Most visitors to Mesa Verde only visit the Chapin Mesa area, and if your time is short, that is an appropriate plan. Wetherill Mesa is a longer drive, and there are only a few sites to visit there, so it could be skipped if you're schedule is tight. But with a half-day or more to spare, Long House and the other sites on Wetherill Mesa are definitely worth the extra driving (and the drive, like the other main park road, is absolutely spectacular and provides great views).
Wetherill Mesa is named for the family of ranchers who discovered the cliff dwellings and assisted the early archeologists who studied the sites and advocated for national park protections. The mesa is one of several north-south running fingers of land that make up the park. To get there requires winding up and down a number of these mesas, and the road there is windy and steep. Once there, you'll see that it is a much more spartan operation than the more-developed Chapin Mesa.
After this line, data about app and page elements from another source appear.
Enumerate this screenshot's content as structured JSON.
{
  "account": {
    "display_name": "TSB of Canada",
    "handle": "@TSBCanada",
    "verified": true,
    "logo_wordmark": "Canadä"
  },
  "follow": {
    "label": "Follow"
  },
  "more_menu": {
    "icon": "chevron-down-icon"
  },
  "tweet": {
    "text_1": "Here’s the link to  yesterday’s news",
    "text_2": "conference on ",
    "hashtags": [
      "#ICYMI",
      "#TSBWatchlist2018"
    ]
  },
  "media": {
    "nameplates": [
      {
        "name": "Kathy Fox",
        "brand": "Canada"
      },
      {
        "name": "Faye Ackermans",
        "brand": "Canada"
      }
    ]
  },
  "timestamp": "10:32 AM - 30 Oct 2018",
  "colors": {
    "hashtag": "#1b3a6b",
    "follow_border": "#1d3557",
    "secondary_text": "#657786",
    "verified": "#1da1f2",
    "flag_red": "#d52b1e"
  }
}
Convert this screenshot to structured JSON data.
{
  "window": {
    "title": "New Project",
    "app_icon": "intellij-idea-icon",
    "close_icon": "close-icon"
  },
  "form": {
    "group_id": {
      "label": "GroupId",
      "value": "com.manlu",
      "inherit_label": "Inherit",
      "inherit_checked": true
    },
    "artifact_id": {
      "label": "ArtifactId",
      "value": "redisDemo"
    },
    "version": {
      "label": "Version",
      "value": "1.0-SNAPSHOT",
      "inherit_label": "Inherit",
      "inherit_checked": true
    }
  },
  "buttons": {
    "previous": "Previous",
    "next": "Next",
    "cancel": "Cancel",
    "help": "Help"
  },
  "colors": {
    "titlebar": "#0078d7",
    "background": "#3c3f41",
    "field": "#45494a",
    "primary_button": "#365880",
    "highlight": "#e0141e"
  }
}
Long House is the prime attraction, but there are some mesa-top dwellings in addition to Step House, which is a small ruin open for self exploration.
Long House is about the same size as Cliff Palace, the more well-known ruin. The tours are given less frequently and are generally smaller. There is some walking involved, about 2.25 miles round trip, but the walk is flat. Unlike the Cliff Palace tour, which is restricted to the path along the bottom of the ruin, the Long House tour allows visitors to climb up ladders and steps to visit the back of the alcove behind the buildings. Here the fresh water spring that sustained the inhabitants 700 years ago is still visible. There is also a pile of wood that is over 700 years old. The perspectives for photographs are much richer than at Cliff Palace, and it is easier to imagine what it might have felt like to live here centuries ago. Also, because this is a 2-hour tour, the ranger can go into much more detail and answer more questions.
Note: Long House is only open for tours from Memorial Day to Labor Day.